There have been many different articles written about the ineffectiveness of short-term voluntourism trips to developing nations, including here and here by our friends at in-Training. You know the kind of trips I’m talking about: a spring break spent painting an orphanage in Haiti as opposed to drinking all day in Panama City Beach; a 10-day excursion in exotic Peru, with the pics with Machu Picchu to prove it; or, for the overachieving do-gooders, a couple weeks spent touring a slum in Nairobi, Kenya.Reasons 1, 6, and 7 struck the loudest chords in me.
However, these types of trips often exploit the people and communities they pretend to help. Worse, these short-term
serviceself-fulfillment trips can end up doing more harm than good.
I’m guilty of this myself. I spent a couple of weeks in a remote Ukrainian village in 2006, where I basically just hung out with a few orphans and occupied space. The following summer, immediately after graduating high school, I spent a few months in Uganda where I did slightly more work until I realized the true uselessness of my unskilled presence there. But the only people less helpful than me were the groups of voluntourists I’d see trickle in and out, wrongfully believing they made a lifelong difference in a child’s life.
Many people have the best intentions, but lack the necessary tools to be effective. Here’s why trips like that are a problem.

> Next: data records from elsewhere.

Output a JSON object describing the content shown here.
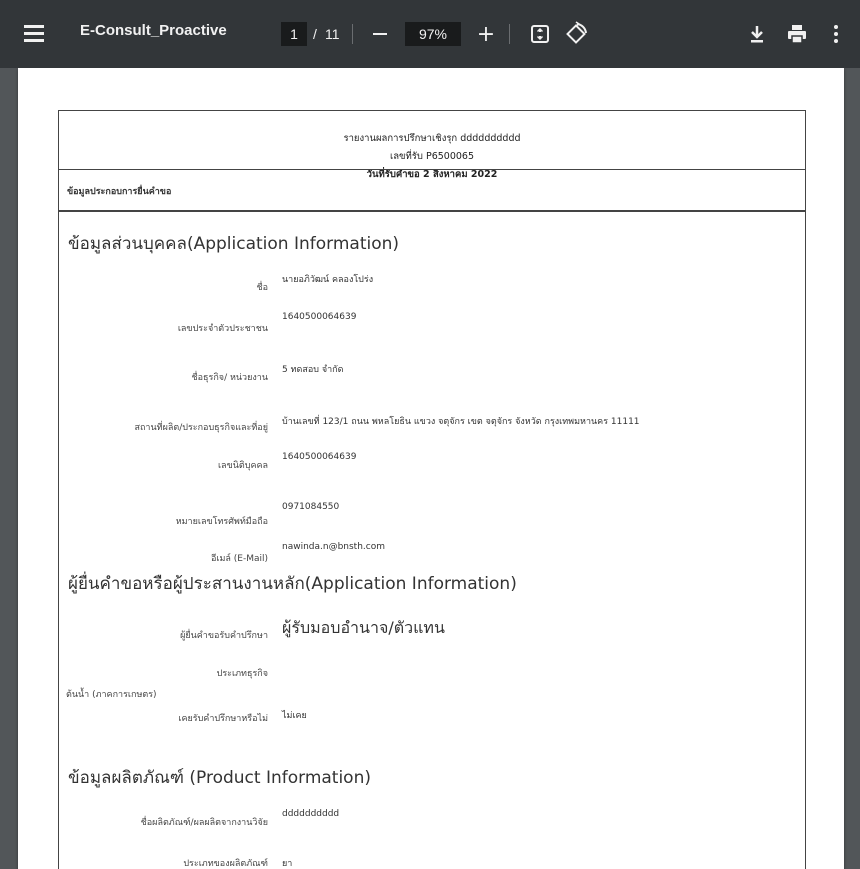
{
  "toolbar": {
    "menu_icon": "hamburger-menu-icon",
    "title": "E-Consult_Proactive",
    "page_current": "1",
    "page_sep": "/",
    "page_total": "11",
    "zoom": "97%",
    "zoom_in": "+",
    "icons": [
      "minus-icon",
      "plus-icon",
      "fit-page-icon",
      "rotate-icon",
      "download-icon",
      "print-icon",
      "more-vert-icon"
    ]
  },
  "doc": {
    "header_line1": "รายงานผลการปรึกษาเชิงรุก dddddddddd",
    "header_line2": "เลขที่รับ P6500065",
    "header_line3": "วันที่รับคำขอ 2 สิงหาคม 2022",
    "subheader": "ข้อมูลประกอบการยื่นคำขอ",
    "section1": "ข้อมูลส่วนบุคคล(Application Information)",
    "s1": [
      {
        "label": "ชื่อ",
        "value": "นายอภิวัฒน์ คลองโปร่ง"
      },
      {
        "label": "เลขประจำตัวประชาชน",
        "value": "1640500064639"
      },
      {
        "label": "ชื่อธุรกิจ/ หน่วยงาน",
        "value": "5 ทดสอบ จำกัด"
      },
      {
        "label": "สถานที่ผลิต/ประกอบธุรกิจและที่อยู่",
        "value": "บ้านเลขที่ 123/1 ถนน พหลโยธิน แขวง จตุจักร เขต จตุจักร จังหวัด กรุงเทพมหานคร 11111"
      },
      {
        "label": "เลขนิติบุคคล",
        "value": "1640500064639"
      },
      {
        "label": "หมายเลขโทรศัพท์มือถือ",
        "value": "0971084550"
      },
      {
        "label": "อีเมล์ (E-Mail)",
        "value": "nawinda.n@bnsth.com"
      }
    ],
    "section2": "ผู้ยื่นคำขอหรือผู้ประสานงานหลัก(Application Information)",
    "s2": [
      {
        "label": "ผู้ยื่นคำขอรับคำปรึกษา",
        "value": "ผู้รับมอบอำนาจ/ตัวแทน"
      },
      {
        "label": "ประเภทธุรกิจ",
        "value": ""
      },
      {
        "label": "เคยรับคำปรึกษาหรือไม่",
        "value": "ไม่เคย"
      }
    ],
    "left_note": "ต้นน้ำ (ภาคการเกษตร)",
    "section3": "ข้อมูลผลิตภัณฑ์ (Product Information)",
    "s3": [
      {
        "label": "ชื่อผลิตภัณฑ์/ผลผลิตจากงานวิจัย",
        "value": "dddddddddd"
      },
      {
        "label": "ประเภทของผลิตภัณฑ์",
        "value": "ยา"
      }
    ]
  }
}
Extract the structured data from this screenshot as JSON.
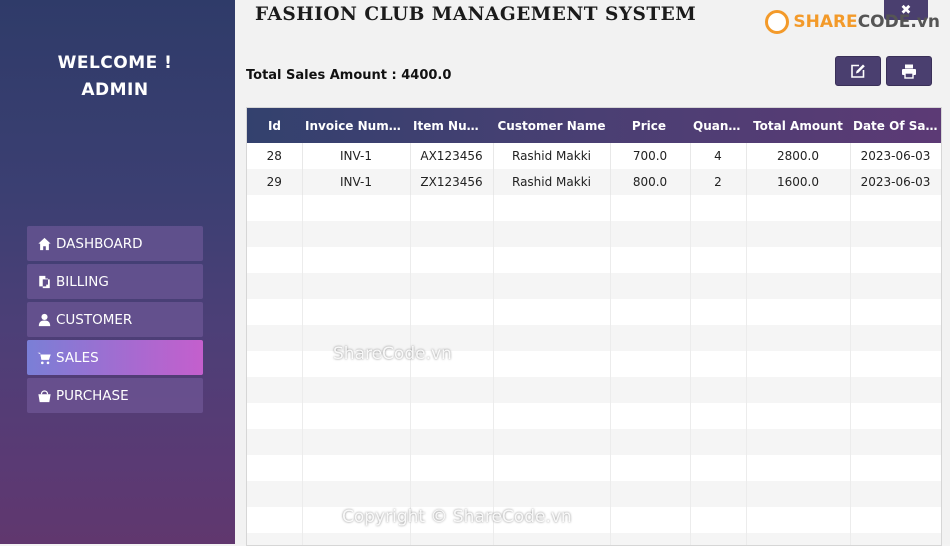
{
  "sidebar": {
    "welcome_line1": "WELCOME !",
    "welcome_line2": "ADMIN",
    "items": [
      {
        "label": "DASHBOARD",
        "icon": "home-icon"
      },
      {
        "label": "BILLING",
        "icon": "copy-icon"
      },
      {
        "label": "CUSTOMER",
        "icon": "user-icon"
      },
      {
        "label": "SALES",
        "icon": "cart-icon"
      },
      {
        "label": "PURCHASE",
        "icon": "bag-icon"
      }
    ],
    "active": "SALES"
  },
  "header": {
    "title": "FASHION CLUB MANAGEMENT SYSTEM",
    "close_label": "✖"
  },
  "summary": {
    "label": "Total Sales Amount :",
    "value": "4400.0"
  },
  "toolbar": {
    "edit_icon": "edit-icon",
    "print_icon": "print-icon"
  },
  "table": {
    "columns": [
      "Id",
      "Invoice Number",
      "Item Number",
      "Customer Name",
      "Price",
      "Quant...",
      "Total Amount",
      "Date Of Sales"
    ],
    "rows": [
      [
        "28",
        "INV-1",
        "AX123456",
        "Rashid Makki",
        "700.0",
        "4",
        "2800.0",
        "2023-06-03"
      ],
      [
        "29",
        "INV-1",
        "ZX123456",
        "Rashid Makki",
        "800.0",
        "2",
        "1600.0",
        "2023-06-03"
      ]
    ]
  },
  "watermarks": {
    "logo_share": "SHARE",
    "logo_code": "CODE",
    "logo_vn": ".vn",
    "center": "ShareCode.vn",
    "bottom": "Copyright © ShareCode.vn"
  },
  "colors": {
    "accent": "#4a3f6f",
    "active_nav_start": "#7a7fd6",
    "active_nav_end": "#c45fcd",
    "logo_orange": "#f39a2a"
  }
}
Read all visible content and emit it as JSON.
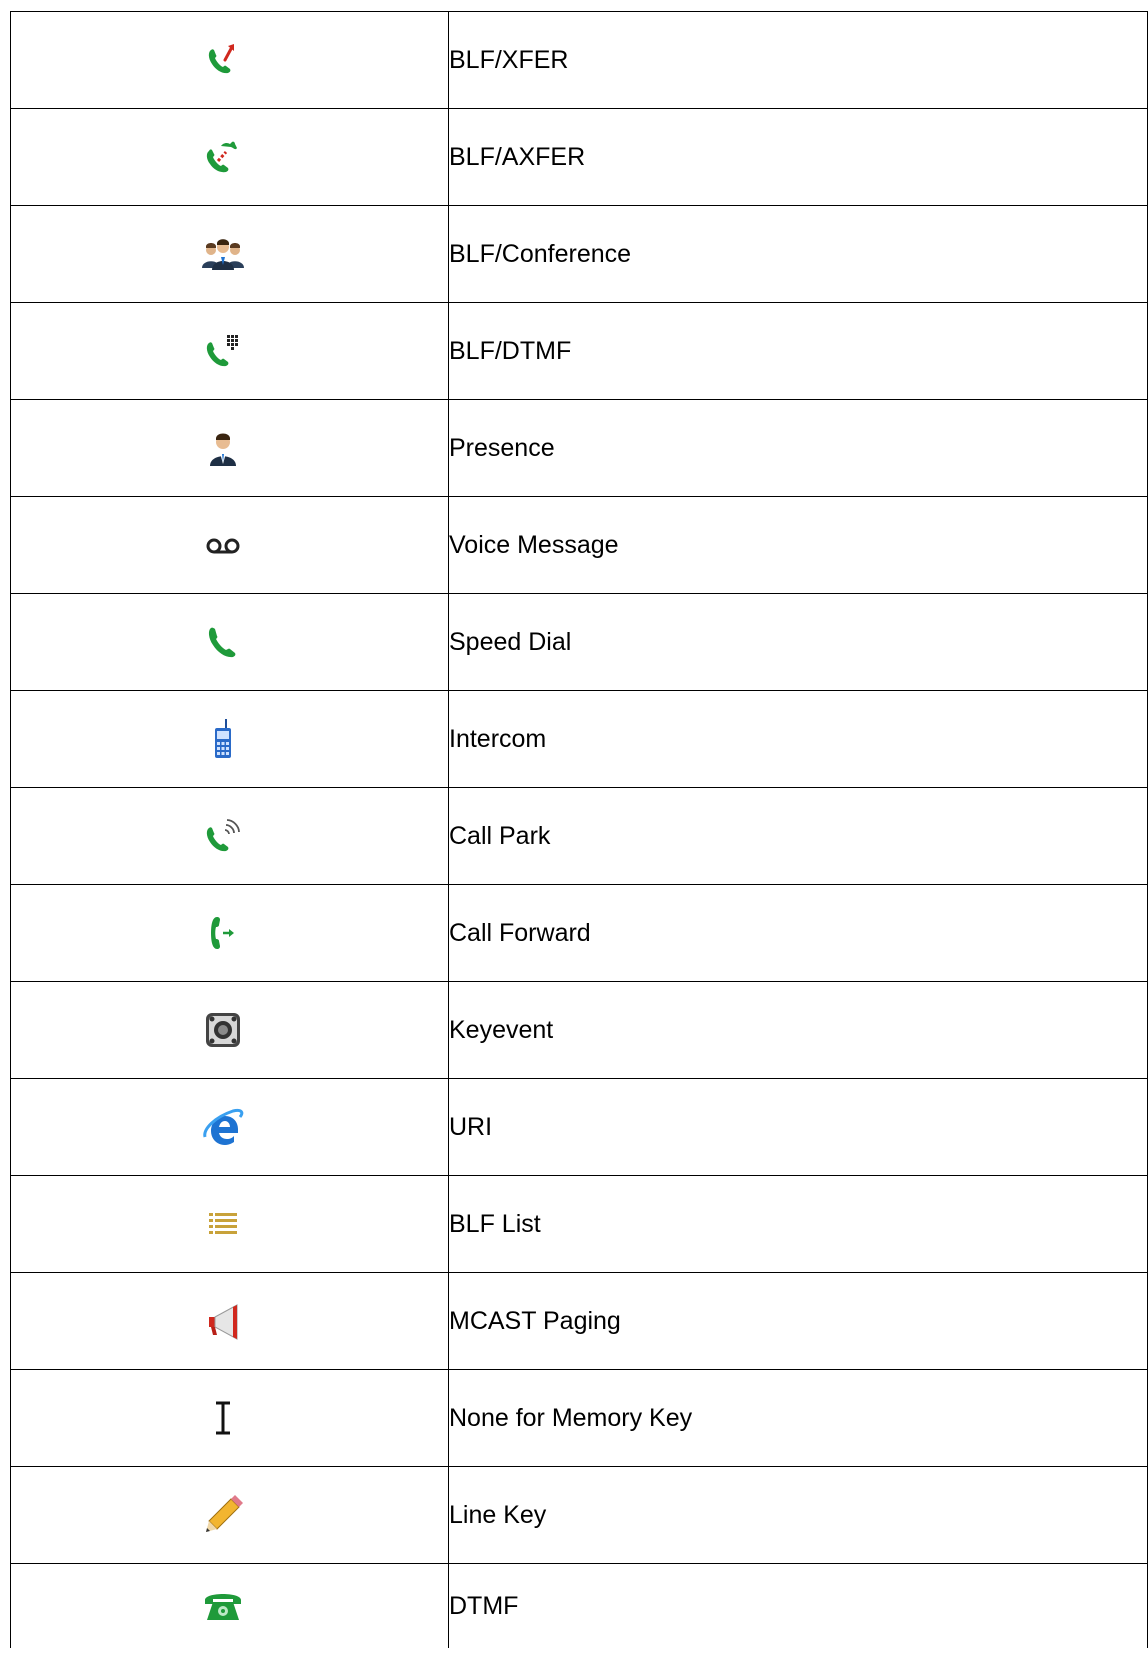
{
  "rows": [
    {
      "icon": "blf-xfer-icon",
      "label": "BLF/XFER"
    },
    {
      "icon": "blf-axfer-icon",
      "label": "BLF/AXFER"
    },
    {
      "icon": "conference-people-icon",
      "label": "BLF/Conference"
    },
    {
      "icon": "phone-keypad-icon",
      "label": "BLF/DTMF"
    },
    {
      "icon": "person-icon",
      "label": "Presence"
    },
    {
      "icon": "voicemail-icon",
      "label": "Voice Message"
    },
    {
      "icon": "phone-handset-icon",
      "label": "Speed Dial"
    },
    {
      "icon": "mobile-phone-icon",
      "label": "Intercom"
    },
    {
      "icon": "phone-wave-icon",
      "label": "Call Park"
    },
    {
      "icon": "phone-forward-icon",
      "label": "Call Forward"
    },
    {
      "icon": "speaker-icon",
      "label": "Keyevent"
    },
    {
      "icon": "internet-explorer-icon",
      "label": "URI"
    },
    {
      "icon": "list-icon",
      "label": "BLF List"
    },
    {
      "icon": "megaphone-icon",
      "label": "MCAST Paging"
    },
    {
      "icon": "text-cursor-icon",
      "label": "None for Memory Key"
    },
    {
      "icon": "pencil-icon",
      "label": "Line Key"
    },
    {
      "icon": "desk-phone-icon",
      "label": "DTMF"
    }
  ],
  "colors": {
    "phone_green": "#1f9a3a",
    "arrow_red": "#d0281e",
    "ie_blue": "#1e73d2",
    "list_gold": "#c8a23a",
    "border": "#000000"
  }
}
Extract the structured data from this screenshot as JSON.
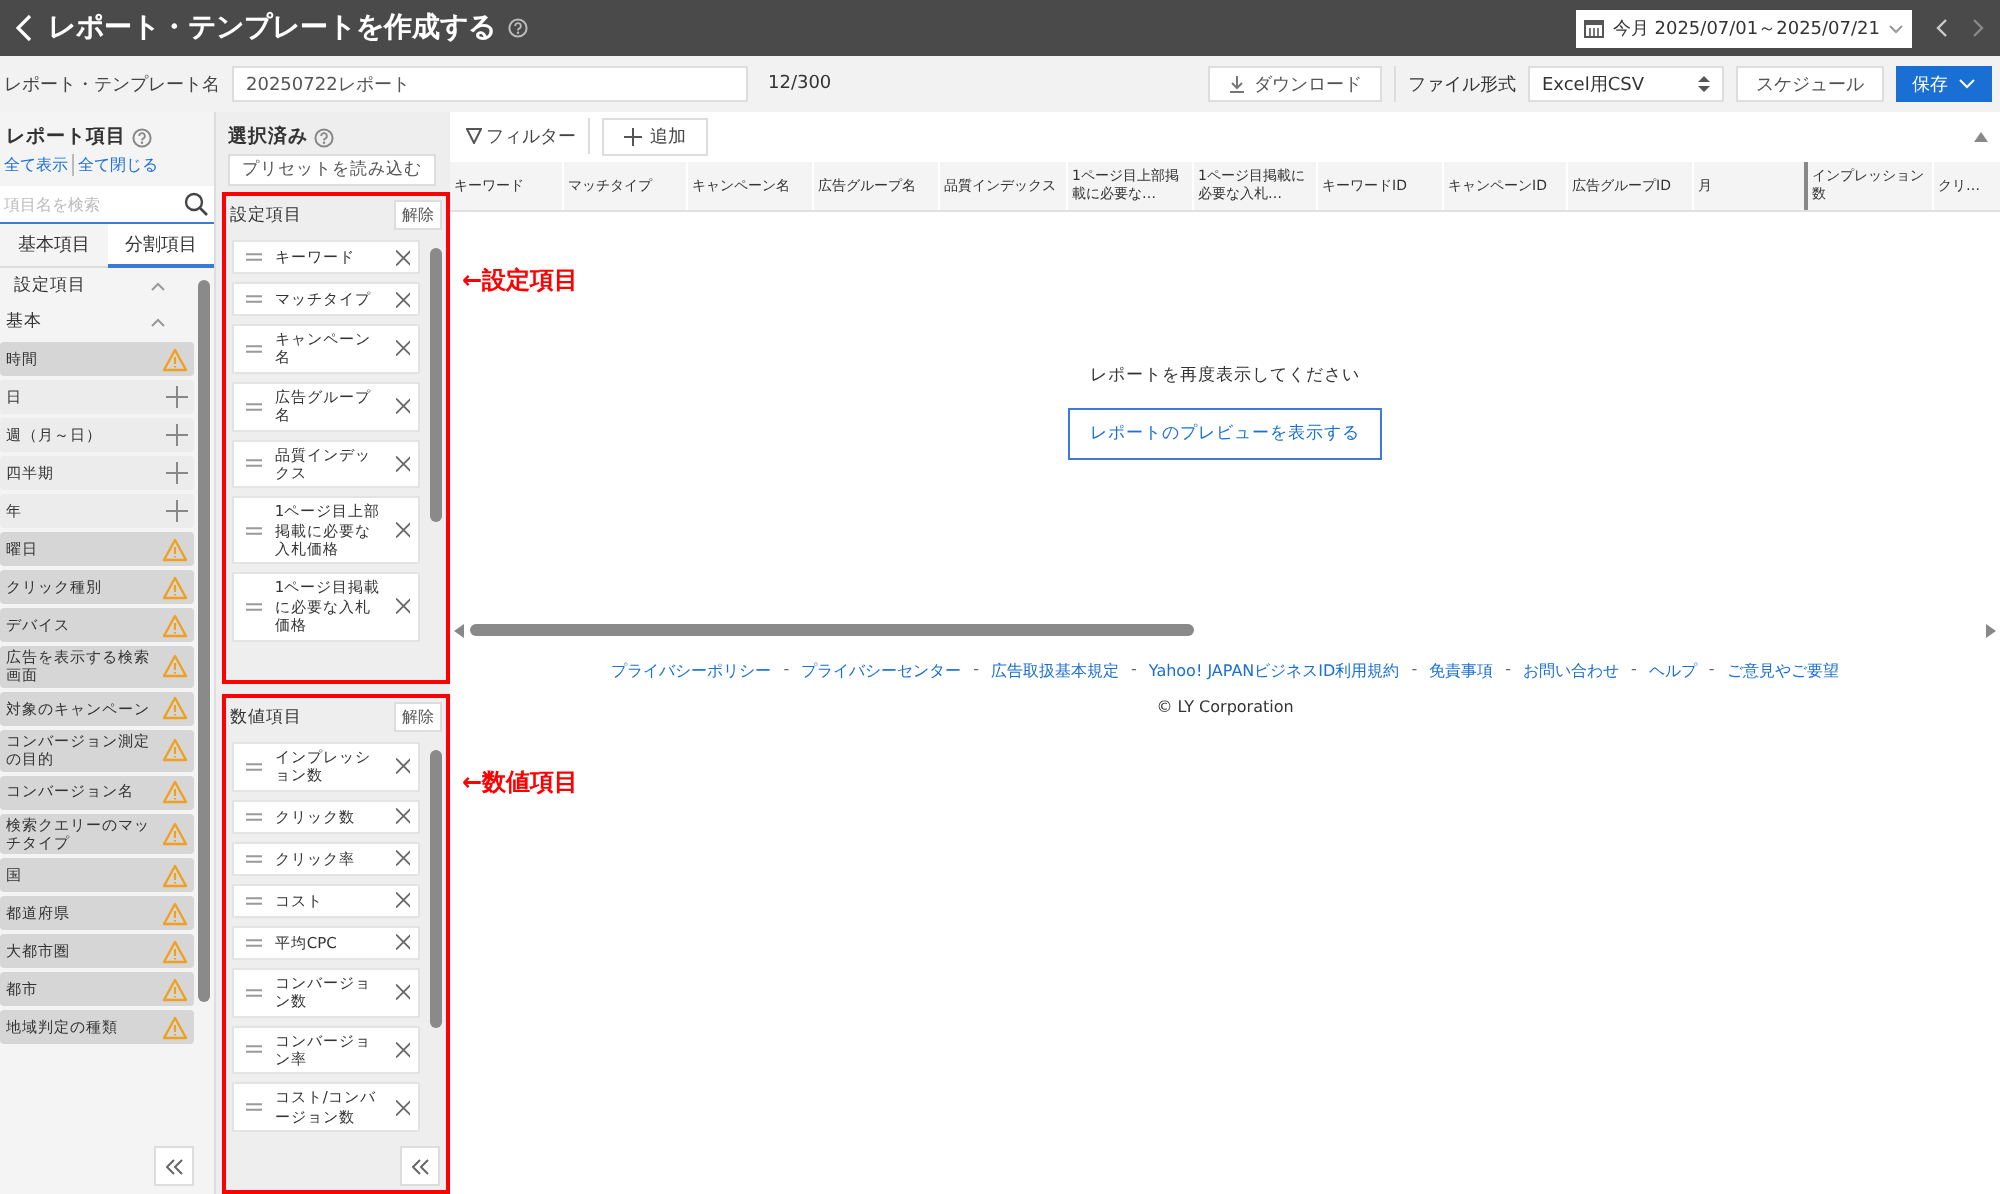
{
  "header": {
    "title": "レポート・テンプレートを作成する",
    "date_range": "今月 2025/07/01～2025/07/21"
  },
  "toolbar": {
    "name_label": "レポート・テンプレート名",
    "name_value": "20250722レポート",
    "char_count": "12/300",
    "download": "ダウンロード",
    "file_format_label": "ファイル形式",
    "file_format": "Excel用CSV",
    "schedule": "スケジュール",
    "save": "保存"
  },
  "report_items": {
    "title": "レポート項目",
    "show_all": "全て表示",
    "collapse_all": "全て閉じる",
    "search": {
      "placeholder": "項目名を検索"
    },
    "tabs": [
      {
        "label": "基本項目",
        "selected": false
      },
      {
        "label": "分割項目",
        "selected": true
      }
    ],
    "tree": [
      {
        "label": "設定項目",
        "expanded": true,
        "children": [
          {
            "label": "基本",
            "expanded": true,
            "children": [
              {
                "label": "時間",
                "kind": "warning"
              },
              {
                "label": "日",
                "kind": "add"
              },
              {
                "label": "週（月～日）",
                "kind": "add"
              },
              {
                "label": "四半期",
                "kind": "add"
              },
              {
                "label": "年",
                "kind": "add"
              },
              {
                "label": "曜日",
                "kind": "warning"
              },
              {
                "label": "クリック種別",
                "kind": "warning"
              },
              {
                "label": "デバイス",
                "kind": "warning"
              },
              {
                "label": "広告を表示する検索画面",
                "kind": "warning"
              },
              {
                "label": "対象のキャンペーン",
                "kind": "warning"
              },
              {
                "label": "コンバージョン測定の目的",
                "kind": "warning"
              },
              {
                "label": "コンバージョン名",
                "kind": "warning"
              },
              {
                "label": "検索クエリーのマッチタイプ",
                "kind": "warning"
              },
              {
                "label": "国",
                "kind": "warning"
              },
              {
                "label": "都道府県",
                "kind": "warning"
              },
              {
                "label": "大都市圏",
                "kind": "warning"
              },
              {
                "label": "都市",
                "kind": "warning"
              },
              {
                "label": "地域判定の種類",
                "kind": "warning"
              }
            ]
          }
        ]
      }
    ]
  },
  "selected": {
    "title": "選択済み",
    "preset_button": "プリセットを読み込む",
    "sections": [
      {
        "title": "設定項目",
        "clear": "解除",
        "annotation": "←設定項目",
        "items": [
          "キーワード",
          "マッチタイプ",
          "キャンペーン名",
          "広告グループ名",
          "品質インデックス",
          "1ページ目上部掲載に必要な入札価格",
          "1ページ目掲載に必要な入札価格"
        ]
      },
      {
        "title": "数値項目",
        "clear": "解除",
        "annotation": "←数値項目",
        "items": [
          "インプレッション数",
          "クリック数",
          "クリック率",
          "コスト",
          "平均CPC",
          "コンバージョン数",
          "コンバージョン率",
          "コスト/コンバージョン数"
        ]
      }
    ]
  },
  "table": {
    "filter": "フィルター",
    "add": "追加",
    "columns": [
      "キーワード",
      "マッチタイプ",
      "キャンペーン名",
      "広告グループ名",
      "品質インデックス",
      "1ページ目上部掲載に必要な…",
      "1ページ目掲載に必要な入札…",
      "キーワードID",
      "キャンペーンID",
      "広告グループID",
      "月",
      "インプレッション数",
      "クリ…"
    ],
    "message": "レポートを再度表示してください",
    "preview_button": "レポートのプレビューを表示する"
  },
  "footer": {
    "separator": "-",
    "links": [
      "プライバシーポリシー",
      "プライバシーセンター",
      "広告取扱基本規定",
      "Yahoo! JAPANビジネスID利用規約",
      "免責事項",
      "お問い合わせ",
      "ヘルプ",
      "ご意見やご要望"
    ],
    "copyright": "© LY Corporation"
  }
}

I've known students who do these trips "to look good on a college application"--and no doubt to satisfy a Messiah-complex in the process. There's nothing wrong with helping, but the link above discusses better alternatives to volun-tourism.